14 September 2018
Fall out from Kaepernick Nike ad continues

"Believe in something", says the Nike ad with a close-up of Kaepernick's face.

Among people ages 18 to 34, 44% supported Nike's decision to use Kaepernick, while 32% opposed it, according to an SSRS Omnibus poll provided exclusively to CNN. College president Jerry C. Davis stated, "If Nike is ashamed of America, we are ashamed of them".

Players began kneeling during the anthem in 2016 to protest racial inequality and police brutality, but critics have said that it is disrespectful to the flag and veterans.

Drafting Kaepernick as a spokesman has more upside than downside risk for Nike, analysts say, because the company knows its customer base well. Olivier Vernon, who is injured, protested a year ago, as did new Giants safety Michael Thomas, who remained on his feet.

Kaepernick, who sparked years of debate and earned the ire of President Trump by kneeling during the national anthem, prompted yet more debate last week, as pundits argued the wisdom of Nike aligning its brand with the polarizing former NFL player.

If Vick had been featured in a similar Nike ad, it should have read something like this: "Believe in something". The company's sales online jumped 31% after it was released, according to one analysis by digital research firm Edison Trends.

While the campaign featuring Kaepernick angered many conservatives, some market analysts called it "a stroke of genius".

A Harris Poll of 2,026 Americans released on ESPN shows that Nike, a brand historically known for campaigns that were compelling while maintaining broad appeal, has seen similar moves in perception on positive and negative fronts since announcing the Kaepernick campaign. The rest were unsure.

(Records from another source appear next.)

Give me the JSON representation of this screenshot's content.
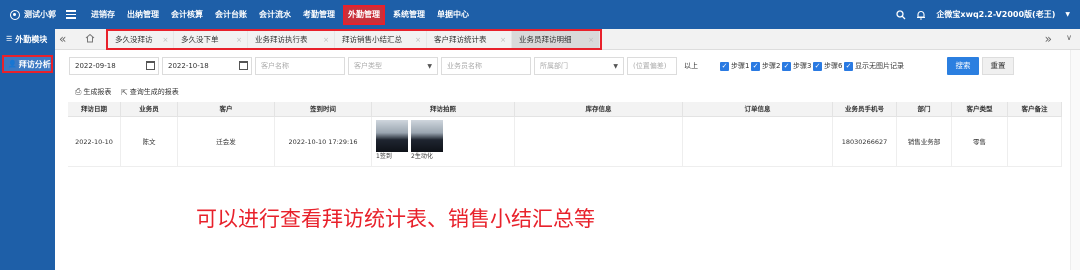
{
  "topbar": {
    "brand": "测试小郭",
    "menu": [
      "进销存",
      "出纳管理",
      "会计核算",
      "会计台账",
      "会计流水",
      "考勤管理",
      "外勤管理",
      "系统管理",
      "单据中心"
    ],
    "active_menu": "外勤管理",
    "user": "企微宝xwq2.2-V2000版(老王)",
    "icons": [
      "search-icon",
      "bell-icon",
      "chevron-down-icon"
    ]
  },
  "sidebar": {
    "header": "外勤模块",
    "item": "拜访分析"
  },
  "tabs": {
    "items": [
      "多久没拜访",
      "多久没下单",
      "业务拜访执行表",
      "拜访销售小结汇总",
      "客户拜访统计表",
      "业务员拜访明细"
    ],
    "active": "业务员拜访明细"
  },
  "filters": {
    "date_start": "2022-09-18",
    "date_end": "2022-10-18",
    "customer_name_ph": "客户名称",
    "customer_type_ph": "客户类型",
    "salesman_ph": "业务员名称",
    "dept_ph": "所属部门",
    "offset_ph": "(位置偏差)",
    "above": "以上",
    "steps": [
      "步骤1",
      "步骤2",
      "步骤3",
      "步骤6",
      "显示无图片记录"
    ],
    "search": "搜索",
    "reset": "重置"
  },
  "toolbar": {
    "generate": "生成报表",
    "query": "查询生成的报表"
  },
  "table": {
    "columns": [
      "拜访日期",
      "业务员",
      "客户",
      "签到时间",
      "拜访拍照",
      "库存信息",
      "订单信息",
      "业务员手机号",
      "部门",
      "客户类型",
      "客户备注"
    ],
    "rows": [
      {
        "date": "2022-10-10",
        "salesman": "陈文",
        "customer": "迁会发",
        "checkin": "2022-10-10 17:29:16",
        "photo_captions": [
          "1签到",
          "2生动化"
        ],
        "stock": "",
        "order": "",
        "phone": "18030266627",
        "dept": "销售业务部",
        "ctype": "零售",
        "note": ""
      }
    ]
  },
  "annotation": "可以进行查看拜访统计表、销售小结汇总等",
  "colors": {
    "brand_blue": "#1e5fa8",
    "highlight_red": "#e8212b",
    "button_blue": "#2b7fe0"
  }
}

Forty-nine percent of American voters support Kaepernick's appearance in the ads, while 37 percent disapprove.

Republicans oppose by 60-39 percent.

The poll was conducted by SSRS September 4 through 9 among a random national sample of 1,008 adults.

"Take a knee. It's your right, American voters tell National Football League players", Tim Malloy, assistant director of the poll, said in a release. They were reached by landline or cellphone by a live interviewer.